Write out all the data again, exactly as it stands.
Start of Task inputs
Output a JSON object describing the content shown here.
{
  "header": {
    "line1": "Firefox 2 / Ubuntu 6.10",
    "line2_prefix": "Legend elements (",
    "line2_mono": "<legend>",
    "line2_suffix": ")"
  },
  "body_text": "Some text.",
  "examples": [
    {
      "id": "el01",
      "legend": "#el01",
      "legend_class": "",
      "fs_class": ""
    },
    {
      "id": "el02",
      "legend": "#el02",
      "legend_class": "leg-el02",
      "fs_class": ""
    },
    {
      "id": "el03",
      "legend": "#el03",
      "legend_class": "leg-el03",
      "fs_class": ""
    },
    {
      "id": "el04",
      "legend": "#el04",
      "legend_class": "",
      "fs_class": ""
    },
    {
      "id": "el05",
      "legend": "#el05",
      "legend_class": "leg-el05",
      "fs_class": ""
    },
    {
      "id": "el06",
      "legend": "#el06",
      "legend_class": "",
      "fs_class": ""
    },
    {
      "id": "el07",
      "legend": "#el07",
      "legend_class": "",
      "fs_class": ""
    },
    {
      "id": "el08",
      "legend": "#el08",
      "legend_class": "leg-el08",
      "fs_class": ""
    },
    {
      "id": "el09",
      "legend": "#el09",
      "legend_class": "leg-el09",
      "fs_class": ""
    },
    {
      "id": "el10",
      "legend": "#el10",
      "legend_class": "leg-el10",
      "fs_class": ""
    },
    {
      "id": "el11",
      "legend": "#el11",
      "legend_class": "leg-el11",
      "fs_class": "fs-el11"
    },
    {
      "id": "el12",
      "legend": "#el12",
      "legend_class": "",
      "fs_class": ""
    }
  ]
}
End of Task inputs
__Answer to this problem__:
Output a JSON object describing the content shown here.
{
  "header": {
    "line1": "Firefox 2 / Ubuntu 6.10",
    "line2_prefix": "Legend elements (",
    "line2_mono": "<legend>",
    "line2_suffix": ")"
  },
  "body_text": "Some text.",
  "examples": [
    {
      "id": "el01",
      "legend": "#el01",
      "legend_class": "",
      "fs_class": ""
    },
    {
      "id": "el02",
      "legend": "#el02",
      "legend_class": "leg-el02",
      "fs_class": ""
    },
    {
      "id": "el03",
      "legend": "#el03",
      "legend_class": "leg-el03",
      "fs_class": ""
    },
    {
      "id": "el04",
      "legend": "#el04",
      "legend_class": "",
      "fs_class": ""
    },
    {
      "id": "el05",
      "legend": "#el05",
      "legend_class": "leg-el05",
      "fs_class": ""
    },
    {
      "id": "el06",
      "legend": "#el06",
      "legend_class": "",
      "fs_class": ""
    },
    {
      "id": "el07",
      "legend": "#el07",
      "legend_class": "",
      "fs_class": ""
    },
    {
      "id": "el08",
      "legend": "#el08",
      "legend_class": "leg-el08",
      "fs_class": ""
    },
    {
      "id": "el09",
      "legend": "#el09",
      "legend_class": "leg-el09",
      "fs_class": ""
    },
    {
      "id": "el10",
      "legend": "#el10",
      "legend_class": "leg-el10",
      "fs_class": ""
    },
    {
      "id": "el11",
      "legend": "#el11",
      "legend_class": "leg-el11",
      "fs_class": "fs-el11"
    },
    {
      "id": "el12",
      "legend": "#el12",
      "legend_class": "",
      "fs_class": ""
    }
  ]
}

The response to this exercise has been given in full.